• On the eastern side of the lake you can visit Brantwood, the home of Victorian artist, writer and thinker John Ruskin. He is buried in the village churchard.
• Peel Island towards the south of Coniston Water is said to be the inspiration for Wild Cat Island in Arthur Ransome’s Swallow and Amazons.
• Don your walking boots to climb the Old Man of Coniston which stands at 2,634ft. Or if walking doesn’t appeal there’s pony trekking, camping and other outdoor pursuits in the village. For those who like a challenge the 15km Coniston Trail Race is being held on October 5 2013.
• Pay homage at the Coniston Brewery Company run by Ian Bradley which produces the award winning Bluebird Bitter.
• A display revealing the story of James Hewitson is on show at the Ruskin Museum for the first time. The son of a Coniston farmer, Hewitson went on to receive the Victoria Cross from King George V for his bravery during four years of trench warfare. The lifetime teetotaler received a military funeral at Coniston Church in 1963.
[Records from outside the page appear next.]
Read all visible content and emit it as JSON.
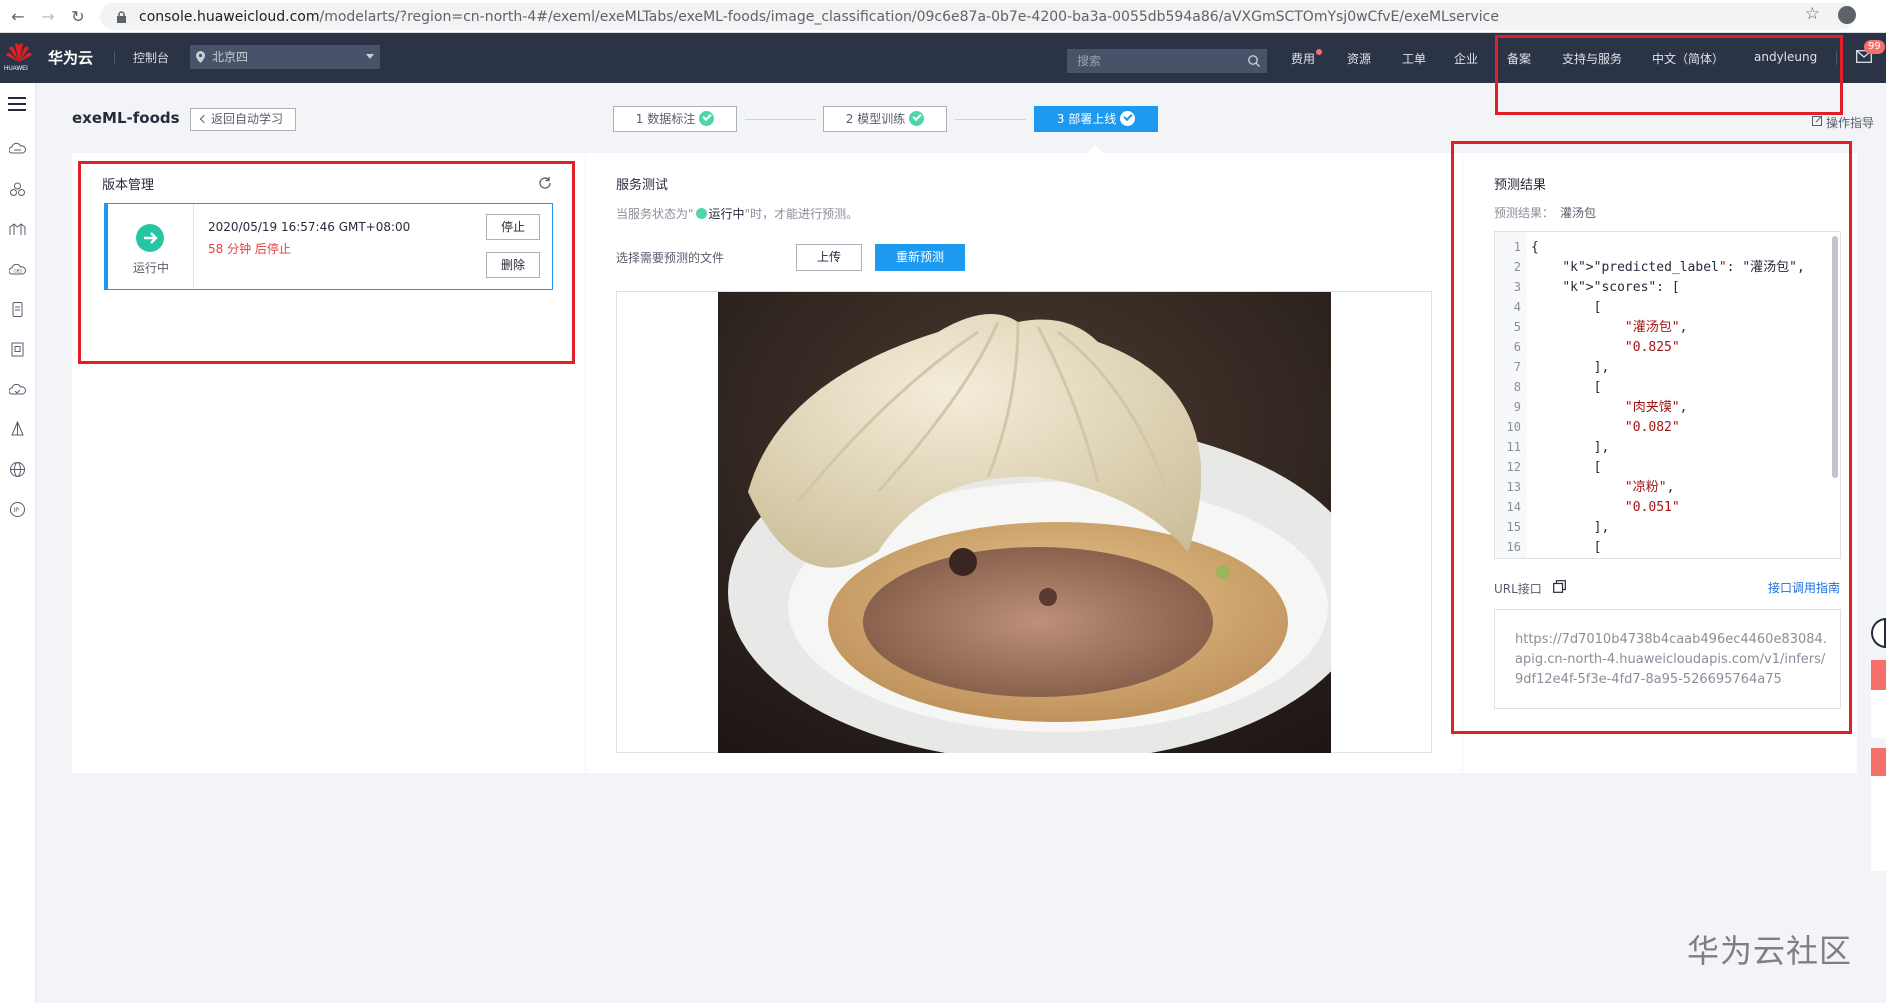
{
  "browser": {
    "url_host": "console.huaweicloud.com",
    "url_path": "/modelarts/?region=cn-north-4#/exeml/exeMLTabs/exeML-foods/image_classification/09c6e87a-0b7e-4200-ba3a-0055db594a86/aVXGmSCTOmYsj0wCfvE/exeMLservice"
  },
  "topnav": {
    "brand_small": "HUAWEI",
    "brand": "华为云",
    "console": "控制台",
    "region": "北京四",
    "search_placeholder": "搜索",
    "items": [
      "费用",
      "资源",
      "工单",
      "企业",
      "备案",
      "支持与服务",
      "中文（简体）",
      "andyleung"
    ],
    "mail_badge": "99"
  },
  "page": {
    "title": "exeML-foods",
    "back": "返回自动学习",
    "guide": "操作指导",
    "steps": [
      {
        "label": "1 数据标注"
      },
      {
        "label": "2 模型训练"
      },
      {
        "label": "3 部署上线"
      }
    ]
  },
  "version_panel": {
    "title": "版本管理",
    "status": "运行中",
    "time": "2020/05/19 16:57:46 GMT+08:00",
    "stop_info": "58 分钟 后停止",
    "stop_btn": "停止",
    "delete_btn": "删除"
  },
  "service_panel": {
    "title": "服务测试",
    "hint_pre": "当服务状态为\"",
    "hint_run": "运行中",
    "hint_post": "\"时，才能进行预测。",
    "choose_file": "选择需要预测的文件",
    "upload": "上传",
    "repredict": "重新预测"
  },
  "result_panel": {
    "title": "预测结果",
    "result_label": "预测结果：",
    "result_value": "灌汤包",
    "code_lines": [
      {
        "n": "1",
        "t": "{"
      },
      {
        "n": "2",
        "t": "    \"predicted_label\": \"灌汤包\","
      },
      {
        "n": "3",
        "t": "    \"scores\": ["
      },
      {
        "n": "4",
        "t": "        ["
      },
      {
        "n": "5",
        "t": "            \"灌汤包\","
      },
      {
        "n": "6",
        "t": "            \"0.825\""
      },
      {
        "n": "7",
        "t": "        ],"
      },
      {
        "n": "8",
        "t": "        ["
      },
      {
        "n": "9",
        "t": "            \"肉夹馍\","
      },
      {
        "n": "10",
        "t": "            \"0.082\""
      },
      {
        "n": "11",
        "t": "        ],"
      },
      {
        "n": "12",
        "t": "        ["
      },
      {
        "n": "13",
        "t": "            \"凉粉\","
      },
      {
        "n": "14",
        "t": "            \"0.051\""
      },
      {
        "n": "15",
        "t": "        ],"
      },
      {
        "n": "16",
        "t": "        ["
      }
    ],
    "url_label": "URL接口",
    "api_guide": "接口调用指南",
    "url_value": "https://7d7010b4738b4caab496ec4460e83084.apig.cn-north-4.huaweicloudapis.com/v1/infers/9df12e4f-5f3e-4fd7-8a95-526695764a75"
  },
  "watermark": "华为云社区",
  "colors": {
    "topnav_bg": "#2b3446",
    "primary": "#1e99f0",
    "success": "#50d4ab",
    "annotation_red": "#e21f26",
    "danger_text": "#e84040"
  }
}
• Coppermines Valley lies behind the village. There’s a gravel path leading up to old disused mineshafts and a quarry where mining for slate and copper is believed to have taken place since Elizabethan times.
• Bert Smith is the violin maker whose instruments were praised by violinist extraordinaire Yehudi Menuhin. Examples of his work can be found in the Ruskin Museum.
• The beauty of the Coniston hills is captured by mountain artist Joy Grindrod who has a studio on the oustkirts of the village and is also a longstanding member of the mountain rescue team. To see her work go to www.joygrindrod.co.uk
Yew Tree Farm on the northern outskirts of the village doubled as Beatrix Potter’s Hill Top home in the Hollywood movie Miss Potter. It’s a also a B&B and sells meat from their herwick sheep and belted galloways.